— RECORDED DATA —

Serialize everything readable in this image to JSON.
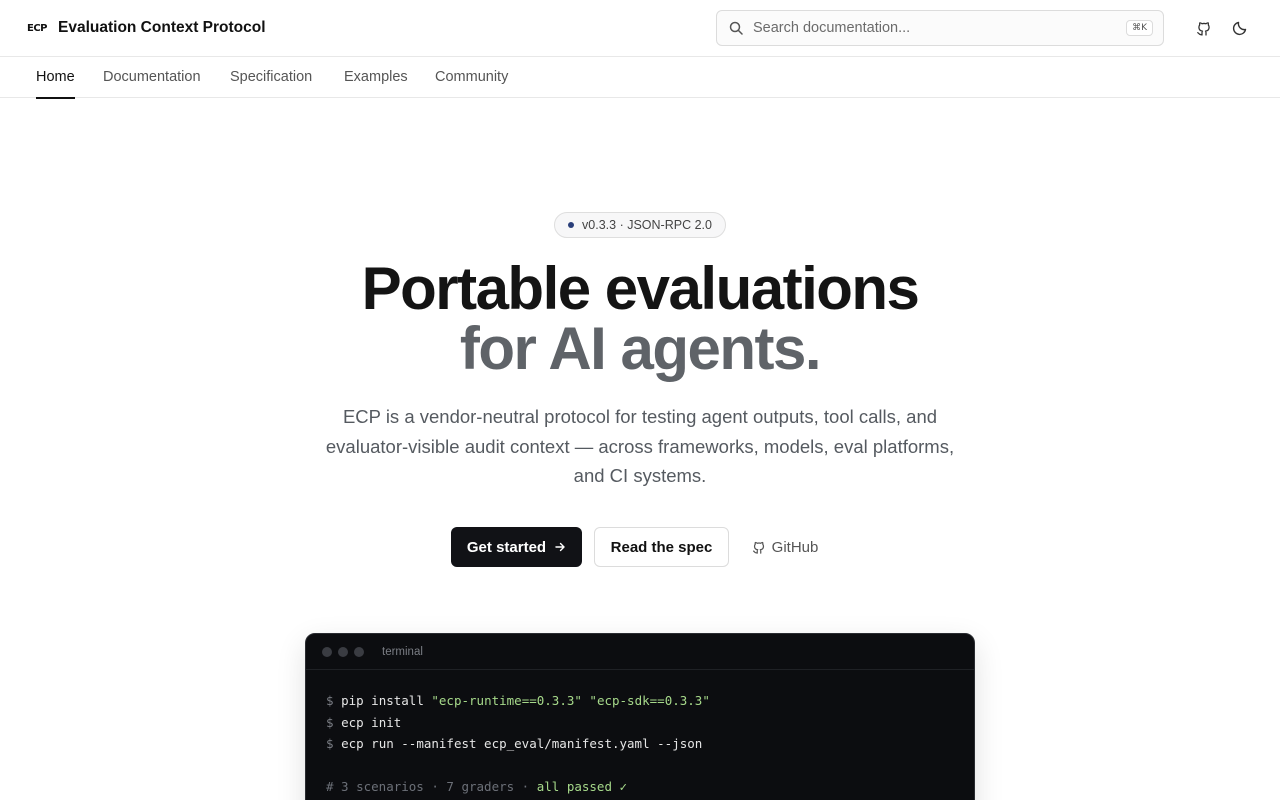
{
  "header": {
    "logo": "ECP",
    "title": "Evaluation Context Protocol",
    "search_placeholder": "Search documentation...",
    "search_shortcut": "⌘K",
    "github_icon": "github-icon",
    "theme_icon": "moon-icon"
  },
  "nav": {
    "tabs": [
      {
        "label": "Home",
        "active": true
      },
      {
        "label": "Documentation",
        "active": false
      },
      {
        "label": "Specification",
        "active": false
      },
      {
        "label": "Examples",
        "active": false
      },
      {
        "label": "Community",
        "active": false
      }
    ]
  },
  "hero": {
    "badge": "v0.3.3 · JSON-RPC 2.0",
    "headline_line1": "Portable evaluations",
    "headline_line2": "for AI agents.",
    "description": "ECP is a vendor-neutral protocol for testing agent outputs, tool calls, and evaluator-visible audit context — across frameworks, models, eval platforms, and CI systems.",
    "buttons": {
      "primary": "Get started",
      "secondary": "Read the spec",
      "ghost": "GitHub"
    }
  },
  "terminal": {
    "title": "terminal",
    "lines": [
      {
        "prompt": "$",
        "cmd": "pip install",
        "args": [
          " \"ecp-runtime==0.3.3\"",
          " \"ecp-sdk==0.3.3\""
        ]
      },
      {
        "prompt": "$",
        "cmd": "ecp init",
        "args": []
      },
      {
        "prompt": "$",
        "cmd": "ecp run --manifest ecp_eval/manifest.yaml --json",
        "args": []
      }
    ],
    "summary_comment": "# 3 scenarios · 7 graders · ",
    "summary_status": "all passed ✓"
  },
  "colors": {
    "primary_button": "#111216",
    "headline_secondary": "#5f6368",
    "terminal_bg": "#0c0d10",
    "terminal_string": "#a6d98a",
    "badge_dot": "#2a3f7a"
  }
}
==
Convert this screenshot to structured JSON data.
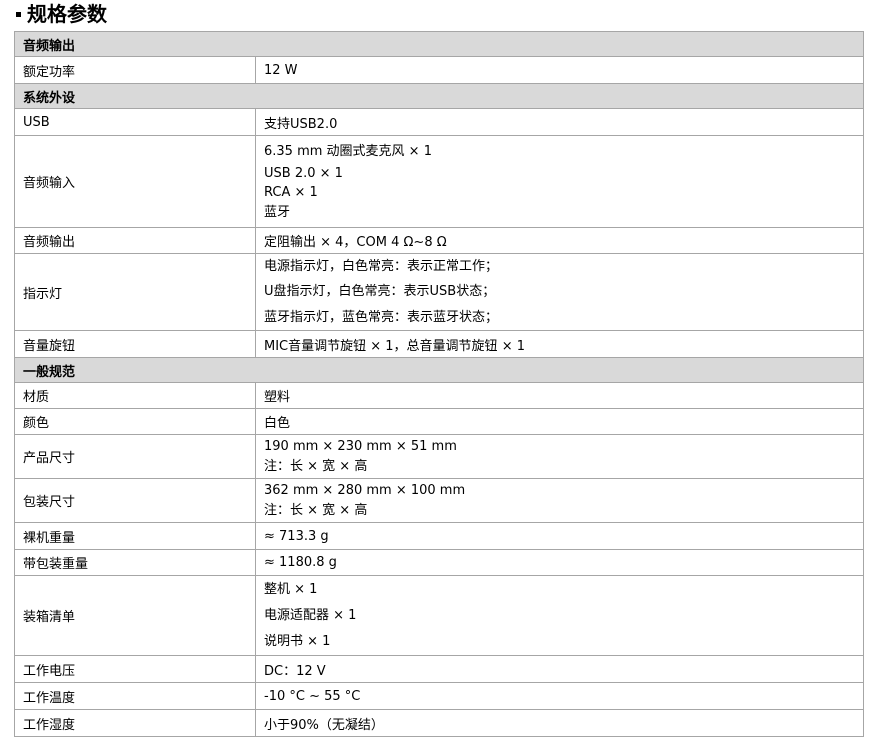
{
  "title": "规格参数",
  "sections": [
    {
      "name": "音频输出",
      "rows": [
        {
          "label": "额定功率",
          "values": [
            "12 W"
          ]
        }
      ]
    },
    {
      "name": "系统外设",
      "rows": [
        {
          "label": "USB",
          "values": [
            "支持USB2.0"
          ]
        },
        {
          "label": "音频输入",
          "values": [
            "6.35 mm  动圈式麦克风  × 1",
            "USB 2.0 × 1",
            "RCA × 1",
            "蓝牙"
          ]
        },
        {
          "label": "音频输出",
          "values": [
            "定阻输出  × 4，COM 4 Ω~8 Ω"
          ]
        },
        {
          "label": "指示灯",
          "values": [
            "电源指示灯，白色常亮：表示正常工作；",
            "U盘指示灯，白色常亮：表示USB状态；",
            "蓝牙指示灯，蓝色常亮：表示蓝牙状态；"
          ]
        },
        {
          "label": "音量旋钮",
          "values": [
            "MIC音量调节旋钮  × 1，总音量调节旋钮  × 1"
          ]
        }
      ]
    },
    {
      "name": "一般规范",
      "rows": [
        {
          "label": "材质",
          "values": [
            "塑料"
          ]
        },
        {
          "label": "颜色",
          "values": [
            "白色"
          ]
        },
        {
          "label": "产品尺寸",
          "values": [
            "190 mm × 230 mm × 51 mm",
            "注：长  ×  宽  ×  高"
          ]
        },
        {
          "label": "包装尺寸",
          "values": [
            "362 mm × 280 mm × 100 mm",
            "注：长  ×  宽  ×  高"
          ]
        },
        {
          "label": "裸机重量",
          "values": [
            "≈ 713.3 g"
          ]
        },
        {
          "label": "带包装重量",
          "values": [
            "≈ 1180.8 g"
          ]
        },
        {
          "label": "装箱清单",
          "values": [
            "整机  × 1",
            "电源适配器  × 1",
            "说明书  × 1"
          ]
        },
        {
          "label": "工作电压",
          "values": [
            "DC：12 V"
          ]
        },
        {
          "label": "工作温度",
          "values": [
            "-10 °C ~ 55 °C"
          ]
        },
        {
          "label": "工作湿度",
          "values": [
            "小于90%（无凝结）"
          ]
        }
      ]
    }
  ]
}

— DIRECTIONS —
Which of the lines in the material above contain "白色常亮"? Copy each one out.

— EXERCISE RESPONSE —
            "电源指示灯，白色常亮：表示正常工作；",
            "U盘指示灯，白色常亮：表示USB状态；",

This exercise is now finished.